today," he said. "It’s key to understand how that functions today and make sure the new solution can provide similar functionality or, alternatively, identify the gaps that the new solution can’t fill. Understanding requirements is key."
Providers are falling short on the collaboration front, said Nicole Folino, Sandler Partners' regional vice president.
"There are a lot of customers that want to keep their Cisco Webex
meetings in place, but integrate it with a RingCentral or Vonage service, for example," she said. "However, most providers include their own collaboration tool with each UCaaS license so customers cannot optimize costs if they don’t want to use the tool. Some of my bigger clients are married to Webex and having to transition away has prevented them from moving their PBX to the cloud."
UC providers often overpromise and underdeliver, Beller said. Clearly setting out next steps and timelines sounds simple, but has emerged as a major challenge for some UC providers, he said.
"Partners can serve UC
customers better by asking good questions, really digging into what they’re trying to accomplish and aligning or mapping goals back to how the solutions address both challenges and goals," he said. "Partners also should make sure they address customers’ current issues, but also their wish list to future-proof and modernize their communications."
Contact Center Issues
From a contact center perspective, providers still are falling short of being able to provide a workforce management (WFM) solution that is fully integrated into their stack without the use of a third party, Folino said. WFM is a large opportunity in which only a few do not have to outsource to either NICE inContact
, Calabrio or Verint

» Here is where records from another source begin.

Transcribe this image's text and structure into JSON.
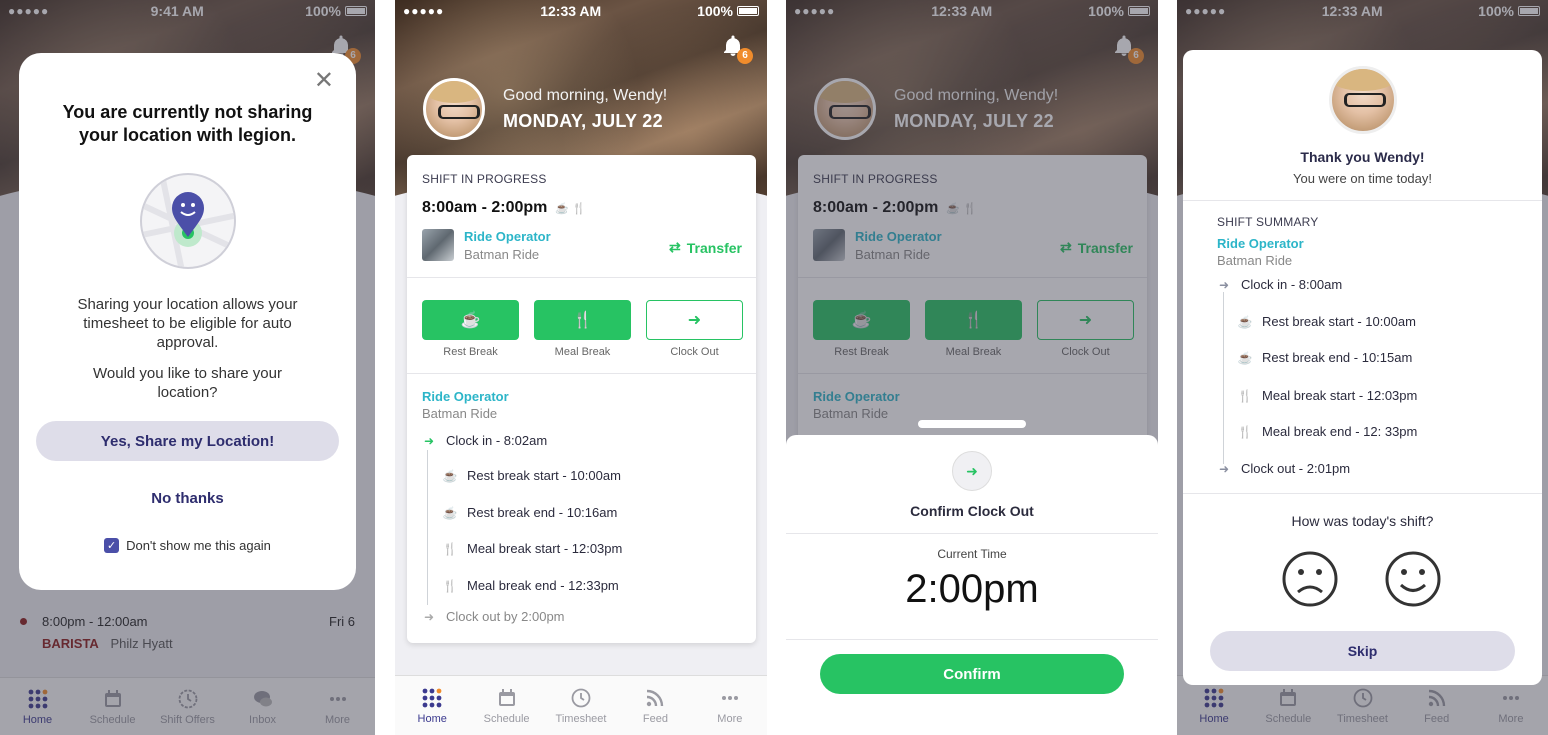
{
  "statusbar": [
    {
      "time": "9:41 AM",
      "battery": "100%"
    },
    {
      "time": "12:33 AM",
      "battery": "100%"
    },
    {
      "time": "12:33 AM",
      "battery": "100%"
    },
    {
      "time": "12:33 AM",
      "battery": "100%"
    }
  ],
  "bell_count": "6",
  "greeting": {
    "hello": "Good morning, Wendy!",
    "date": "MONDAY, JULY 22"
  },
  "screen1": {
    "modal": {
      "title": "You are currently not sharing your location with legion.",
      "body1": "Sharing your location allows your timesheet to be eligible for auto approval.",
      "body2": "Would you like to share your location?",
      "primary": "Yes, Share my Location!",
      "secondary": "No thanks",
      "checkbox_label": "Don't show me this again"
    },
    "bg_shift": {
      "time": "8:00pm - 12:00am",
      "day": "Fri 6",
      "role": "BARISTA",
      "location": "Philz Hyatt"
    },
    "tabs": [
      "Home",
      "Schedule",
      "Shift Offers",
      "Inbox",
      "More"
    ]
  },
  "shift": {
    "status": "SHIFT IN PROGRESS",
    "time": "8:00am - 2:00pm",
    "role": "Ride Operator",
    "location": "Batman Ride",
    "transfer": "Transfer",
    "actions": [
      "Rest Break",
      "Meal Break",
      "Clock Out"
    ]
  },
  "screen2": {
    "role": "Ride Operator",
    "location": "Batman Ride",
    "timeline": [
      "Clock in - 8:02am",
      "Rest break start - 10:00am",
      "Rest break end - 10:16am",
      "Meal break start - 12:03pm",
      "Meal break end - 12:33pm",
      "Clock out by 2:00pm"
    ],
    "tabs": [
      "Home",
      "Schedule",
      "Timesheet",
      "Feed",
      "More"
    ]
  },
  "screen3": {
    "confirm_title": "Confirm Clock Out",
    "current_time_label": "Current Time",
    "current_time": "2:00pm",
    "confirm_button": "Confirm"
  },
  "screen4": {
    "thanks": "Thank you Wendy!",
    "ontime": "You were on time today!",
    "summary_label": "SHIFT SUMMARY",
    "role": "Ride Operator",
    "location": "Batman Ride",
    "timeline": [
      "Clock in - 8:00am",
      "Rest break start - 10:00am",
      "Rest break end - 10:15am",
      "Meal break start - 12:03pm",
      "Meal break end - 12: 33pm",
      "Clock out - 2:01pm"
    ],
    "question": "How was today's shift?",
    "skip": "Skip",
    "tabs": [
      "Home",
      "Schedule",
      "Timesheet",
      "Feed",
      "More"
    ]
  },
  "colors": {
    "green": "#27c363",
    "teal": "#2cb5c8",
    "indigo": "#3c3a8f",
    "orange": "#f08c2c"
  }
}
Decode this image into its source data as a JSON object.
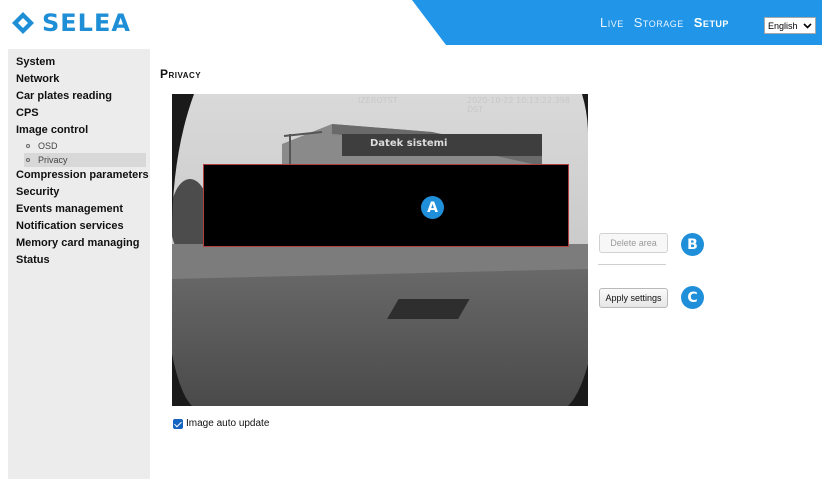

, she said.
"A similar scenario exists with predictive dialers," she said. "The finance industry still uses this technology quite a bit in their collections departments and NICE inContact is the only provider I know of that can offer a true predictive dialer. Other carriers have progressive dialing, etc., but not true predictive dialing that is compliant with the Telephone Consumer Protection Act (TCPA)."
Not Enough Flexibility
One issue plaguing providers is the lack of ability or willingness to start with a subset of functionality to solve the pressing business issue with a midterm plan to roll out the rest of the UCaaS
suite, Griffiths said. This is more relevant in 500-plus seat deployments, he said.
"Solve the need for (sometimes complex) post-sale information from the customer," he said. "This is the biggest cause of post-sale friction, frustration and associated delays. Maybe there is a technical solution, maybe clearer communication is needed, ideally both."